Say how many lines in the entries below mention "description", with no other words.

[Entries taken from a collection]
Content starts

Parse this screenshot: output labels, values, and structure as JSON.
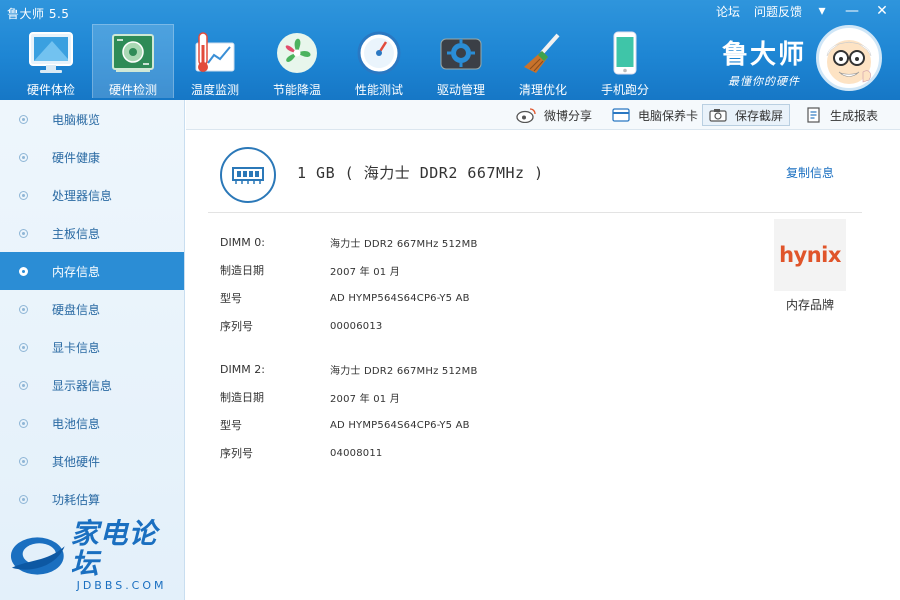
{
  "app": {
    "title": "鲁大师 5.5",
    "links": [
      "论坛",
      "问题反馈"
    ],
    "brand_name": "鲁大师",
    "brand_slogan": "最懂你的硬件"
  },
  "window_controls": {
    "menu": "▾",
    "minimize": "—",
    "close": "✕"
  },
  "toolbar_main": [
    {
      "label": "硬件体检",
      "icon": "monitor-icon"
    },
    {
      "label": "硬件检测",
      "icon": "circuit-board-icon",
      "active": true
    },
    {
      "label": "温度监测",
      "icon": "thermometer-icon"
    },
    {
      "label": "节能降温",
      "icon": "fan-icon"
    },
    {
      "label": "性能测试",
      "icon": "speedometer-icon"
    },
    {
      "label": "驱动管理",
      "icon": "gear-icon"
    },
    {
      "label": "清理优化",
      "icon": "broom-icon"
    },
    {
      "label": "手机跑分",
      "icon": "phone-icon"
    }
  ],
  "sidebar": {
    "items": [
      {
        "label": "电脑概览"
      },
      {
        "label": "硬件健康"
      },
      {
        "label": "处理器信息"
      },
      {
        "label": "主板信息"
      },
      {
        "label": "内存信息",
        "active": true
      },
      {
        "label": "硬盘信息"
      },
      {
        "label": "显卡信息"
      },
      {
        "label": "显示器信息"
      },
      {
        "label": "电池信息"
      },
      {
        "label": "其他硬件"
      },
      {
        "label": "功耗估算"
      }
    ],
    "logo_text": "家电论坛",
    "logo_sub": "JDBBS.COM"
  },
  "actions": {
    "weibo_share": "微博分享",
    "warranty_card": "电脑保养卡",
    "save_screenshot": "保存截屏",
    "generate_report": "生成报表"
  },
  "memory": {
    "summary": "1 GB ( 海力士 DDR2 667MHz )",
    "copy_info": "复制信息",
    "brand_caption": "内存品牌",
    "brand_logo": "hynix",
    "modules": [
      {
        "dimm_label": "DIMM 0:",
        "dimm_value": "海力士 DDR2 667MHz 512MB",
        "date_label": "制造日期",
        "date_value": "2007 年 01 月",
        "model_label": "型号",
        "model_value": "AD HYMP564S64CP6-Y5  AB",
        "serial_label": "序列号",
        "serial_value": "00006013"
      },
      {
        "dimm_label": "DIMM 2:",
        "dimm_value": "海力士 DDR2 667MHz 512MB",
        "date_label": "制造日期",
        "date_value": "2007 年 01 月",
        "model_label": "型号",
        "model_value": "AD HYMP564S64CP6-Y5  AB",
        "serial_label": "序列号",
        "serial_value": "04008011"
      }
    ]
  },
  "colors": {
    "header_blue": "#1e86d4",
    "active_blue": "#2b8dd5",
    "link_blue": "#1a6fc0",
    "hynix_orange": "#e0542a"
  }
}
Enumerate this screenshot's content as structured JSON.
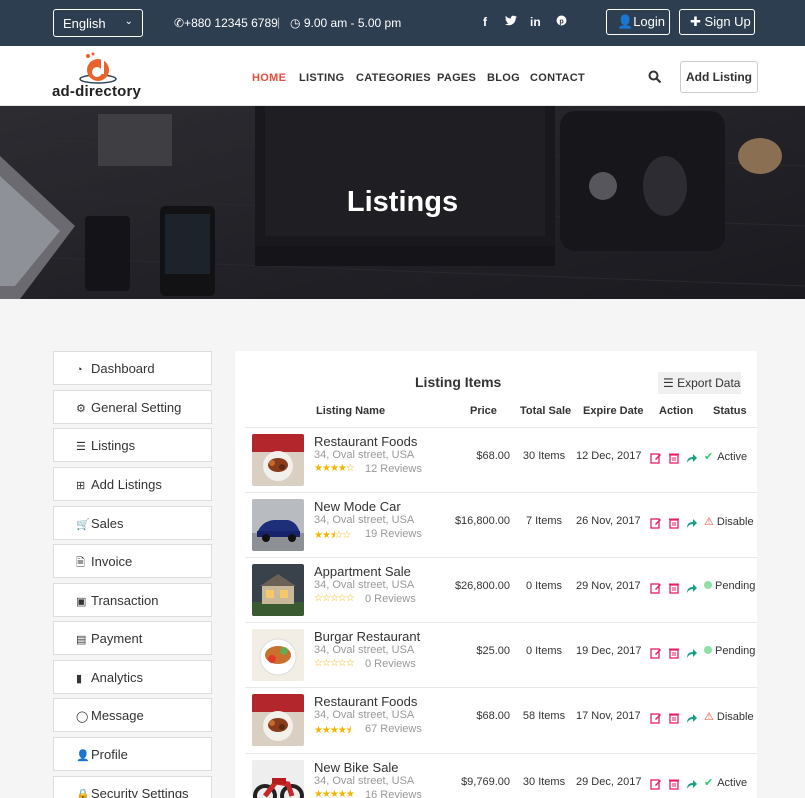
{
  "topbar": {
    "language": "English",
    "phone": "+880 12345 6789",
    "separator": "|",
    "hours": "9.00 am - 5.00 pm",
    "social": [
      "f",
      "t",
      "in",
      "p"
    ],
    "login_label": "Login",
    "signup_label": "Sign Up"
  },
  "navbar": {
    "logo_text": "ad-directory",
    "items": [
      "HOME",
      "LISTING",
      "CATEGORIES",
      "PAGES",
      "BLOG",
      "CONTACT"
    ],
    "add_listing_label": "Add Listing"
  },
  "hero": {
    "title": "Listings"
  },
  "sidebar": {
    "items": [
      {
        "label": "Dashboard",
        "icon": "dashboard-icon"
      },
      {
        "label": "General Setting",
        "icon": "gear-icon"
      },
      {
        "label": "Listings",
        "icon": "list-icon"
      },
      {
        "label": "Add Listings",
        "icon": "plus-square-icon"
      },
      {
        "label": "Sales",
        "icon": "cart-icon"
      },
      {
        "label": "Invoice",
        "icon": "file-icon"
      },
      {
        "label": "Transaction",
        "icon": "money-icon"
      },
      {
        "label": "Payment",
        "icon": "credit-card-icon"
      },
      {
        "label": "Analytics",
        "icon": "bar-chart-icon"
      },
      {
        "label": "Message",
        "icon": "comment-icon"
      },
      {
        "label": "Profile",
        "icon": "user-icon"
      },
      {
        "label": "Security Settings",
        "icon": "lock-icon"
      }
    ]
  },
  "panel": {
    "title": "Listing Items",
    "export_label": "Export Data",
    "columns": [
      "Listing Name",
      "Price",
      "Total Sale",
      "Expire Date",
      "Action",
      "Status"
    ],
    "rows": [
      {
        "name": "Restaurant Foods",
        "address": "34, Oval street, USA",
        "rating": 4,
        "reviews": "12 Reviews",
        "price": "$68.00",
        "sales": "30 Items",
        "expire": "12 Dec, 2017",
        "status": "Active",
        "status_type": "active"
      },
      {
        "name": "New Mode Car",
        "address": "34, Oval street, USA",
        "rating": 2.5,
        "reviews": "19 Reviews",
        "price": "$16,800.00",
        "sales": "7 Items",
        "expire": "26 Nov, 2017",
        "status": "Disable",
        "status_type": "disable"
      },
      {
        "name": "Appartment Sale",
        "address": "34, Oval street, USA",
        "rating": 0,
        "reviews": "0 Reviews",
        "price": "$26,800.00",
        "sales": "0 Items",
        "expire": "29 Nov, 2017",
        "status": "Pending",
        "status_type": "pending"
      },
      {
        "name": "Burgar Restaurant",
        "address": "34, Oval street, USA",
        "rating": 0,
        "reviews": "0 Reviews",
        "price": "$25.00",
        "sales": "0 Items",
        "expire": "19 Dec, 2017",
        "status": "Pending",
        "status_type": "pending"
      },
      {
        "name": "Restaurant Foods",
        "address": "34, Oval street, USA",
        "rating": 4.5,
        "reviews": "67 Reviews",
        "price": "$68.00",
        "sales": "58 Items",
        "expire": "17 Nov, 2017",
        "status": "Disable",
        "status_type": "disable"
      },
      {
        "name": "New Bike Sale",
        "address": "34, Oval street, USA",
        "rating": 5,
        "reviews": "16 Reviews",
        "price": "$9,769.00",
        "sales": "30 Items",
        "expire": "29 Dec, 2017",
        "status": "Active",
        "status_type": "active"
      }
    ]
  },
  "colors": {
    "accent": "#e74c3c",
    "topbar": "#2c3e50",
    "star": "#f4b400",
    "active": "#2ecc71",
    "disable": "#e74c3c",
    "pending": "#8ee0a8",
    "edit": "#e91e63",
    "share": "#16a085"
  }
}
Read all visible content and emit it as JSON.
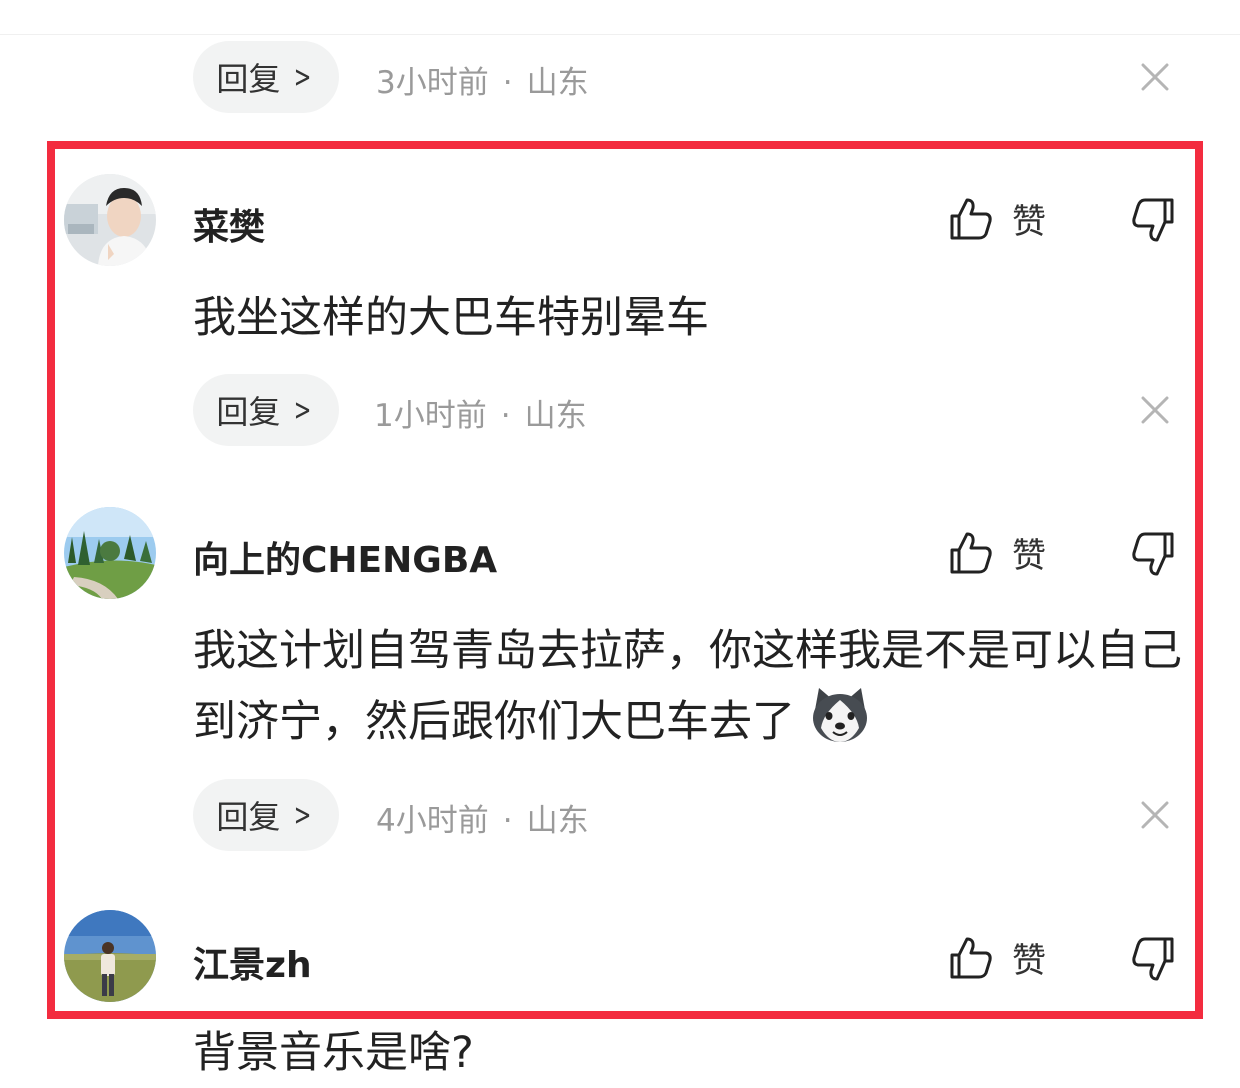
{
  "top_comment": {
    "reply_label": "回复",
    "time": "3小时前",
    "location": "山东"
  },
  "comments": [
    {
      "username": "菜樊",
      "text": "我坐这样的大巴车特别晕车",
      "like_label": "赞",
      "reply_label": "回复",
      "time": "1小时前",
      "location": "山东"
    },
    {
      "username": "向上的CHENGBA",
      "text": "我这计划自驾青岛去拉萨，你这样我是不是可以自己到济宁，然后跟你们大巴车去了",
      "like_label": "赞",
      "reply_label": "回复",
      "time": "4小时前",
      "location": "山东"
    },
    {
      "username": "江景zh",
      "text": "背景音乐是啥?",
      "like_label": "赞"
    }
  ],
  "separator": "·",
  "colors": {
    "highlight": "#f32c3f",
    "meta": "#9a9a9a",
    "pill": "#f2f3f3"
  }
}
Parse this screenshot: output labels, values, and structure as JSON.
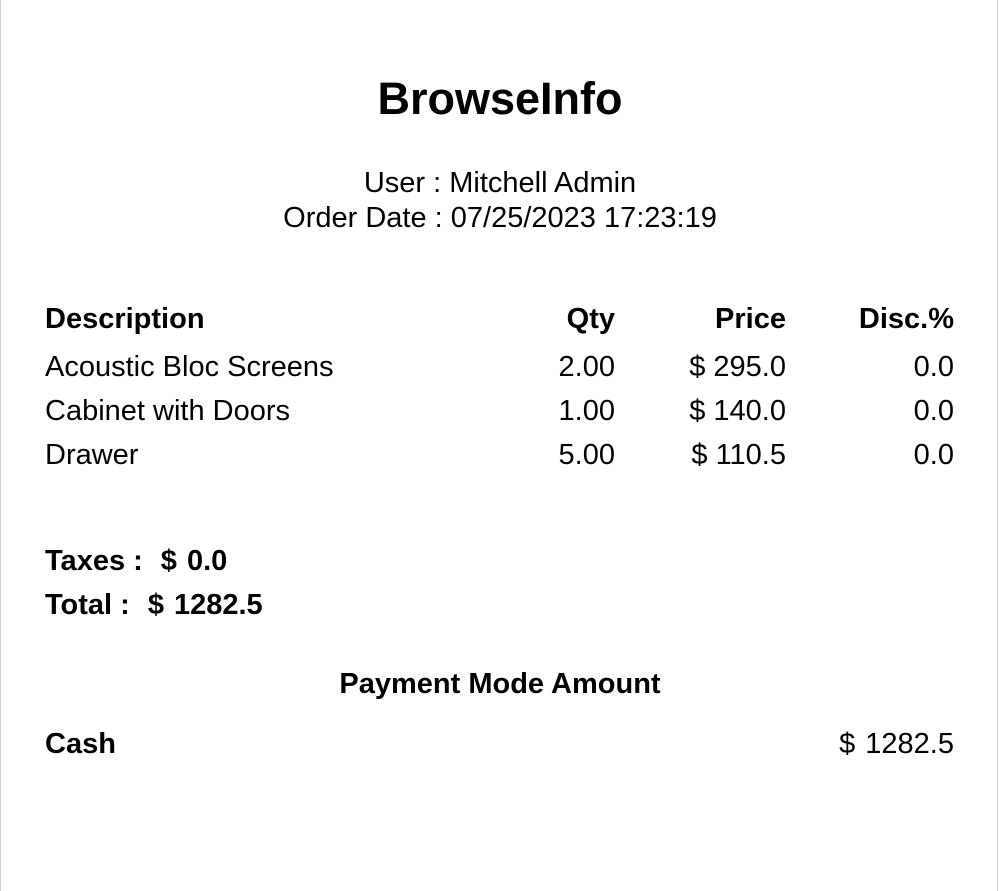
{
  "receipt": {
    "company": "BrowseInfo",
    "user_label": "User :",
    "user_name": "Mitchell Admin",
    "order_date_label": "Order Date :",
    "order_date": "07/25/2023 17:23:19",
    "columns": {
      "description": "Description",
      "qty": "Qty",
      "price": "Price",
      "disc": "Disc.%"
    },
    "lines": [
      {
        "description": "Acoustic Bloc Screens",
        "qty": "2.00",
        "price": "$ 295.0",
        "disc": "0.0"
      },
      {
        "description": "Cabinet with Doors",
        "qty": "1.00",
        "price": "$ 140.0",
        "disc": "0.0"
      },
      {
        "description": "Drawer",
        "qty": "5.00",
        "price": "$ 110.5",
        "disc": "0.0"
      }
    ],
    "taxes_label": "Taxes :",
    "taxes_currency": "$",
    "taxes_value": "0.0",
    "total_label": "Total :",
    "total_currency": "$",
    "total_value": "1282.5",
    "payment_header": "Payment Mode Amount",
    "payment": {
      "mode": "Cash",
      "currency": "$",
      "amount": "1282.5"
    }
  }
}
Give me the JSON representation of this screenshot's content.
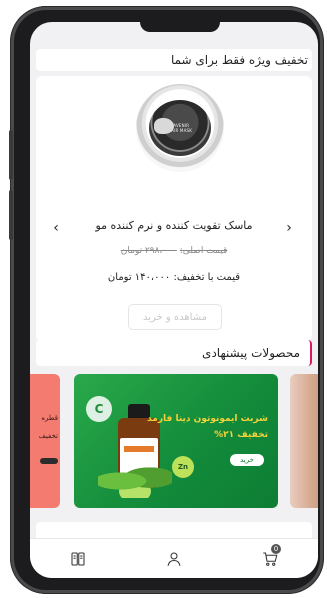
{
  "deal": {
    "header": "تخفیف ویژه فقط برای شما",
    "product_name": "ماسک تقویت کننده و نرم کننده مو",
    "original_price_label": "قیمت اصلی:",
    "original_price_value": "۲۹۸،۰۰۰ تومان",
    "discount_price": "قیمت با تخفیف: ۱۴۰،۰۰۰ تومان",
    "view_button": "مشاهده و خرید",
    "jar_text": "HAIR MASK",
    "jar_sub": "LAVENIR",
    "prev_arrow": "‹",
    "next_arrow": "›"
  },
  "suggested": {
    "header": "محصولات پیشنهادی",
    "left_card": {
      "line1": "قطره",
      "line2": "تخفیف"
    },
    "green_card": {
      "title": "شربت ایمونوتون دینا فارمد",
      "discount": "تخفیف ۲۱%",
      "button": "خرید",
      "badge": "C",
      "badge_small": "Zn"
    }
  },
  "bottom_nav": {
    "cart_count": "0",
    "icons": [
      "cart-icon",
      "user-icon",
      "book-icon"
    ]
  },
  "colors": {
    "accent": "#d81b60",
    "green_banner": "#128a3a",
    "red_card": "#f37b70",
    "promo_text": "#f4d23a"
  }
}
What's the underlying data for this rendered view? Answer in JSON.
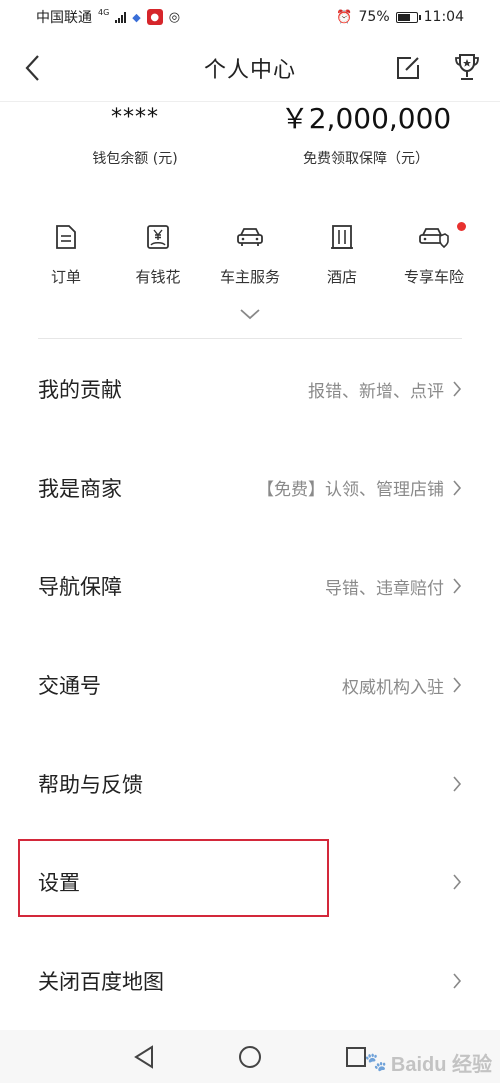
{
  "status_bar": {
    "carrier": "中国联通",
    "network": "4G",
    "battery": "75%",
    "time": "11:04",
    "battery_level": 0.75
  },
  "header": {
    "title": "个人中心"
  },
  "stats": {
    "wallet_value": "****",
    "wallet_label": "钱包余额 (元)",
    "insurance_value": "￥2,000,000",
    "insurance_label": "免费领取保障（元）"
  },
  "quick_actions": [
    {
      "label": "订单",
      "icon": "document-icon"
    },
    {
      "label": "有钱花",
      "icon": "yen-card-icon"
    },
    {
      "label": "车主服务",
      "icon": "car-icon"
    },
    {
      "label": "酒店",
      "icon": "building-icon"
    },
    {
      "label": "专享车险",
      "icon": "car-shield-icon",
      "badge": true
    }
  ],
  "menu": [
    {
      "title": "我的贡献",
      "hint": "报错、新增、点评"
    },
    {
      "title": "我是商家",
      "hint": "【免费】认领、管理店铺"
    },
    {
      "title": "导航保障",
      "hint": "导错、违章赔付"
    },
    {
      "title": "交通号",
      "hint": "权威机构入驻"
    },
    {
      "title": "帮助与反馈",
      "hint": ""
    },
    {
      "title": "设置",
      "hint": ""
    },
    {
      "title": "关闭百度地图",
      "hint": ""
    }
  ],
  "watermark": "Baidu 经验",
  "colors": {
    "highlight": "#d3283a",
    "badge": "#e8312f",
    "hint": "#8a8a8a"
  }
}
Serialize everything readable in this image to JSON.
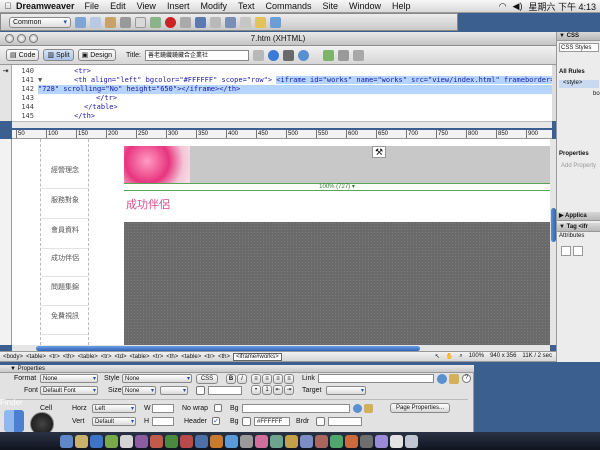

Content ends

◆ Exercise solution
4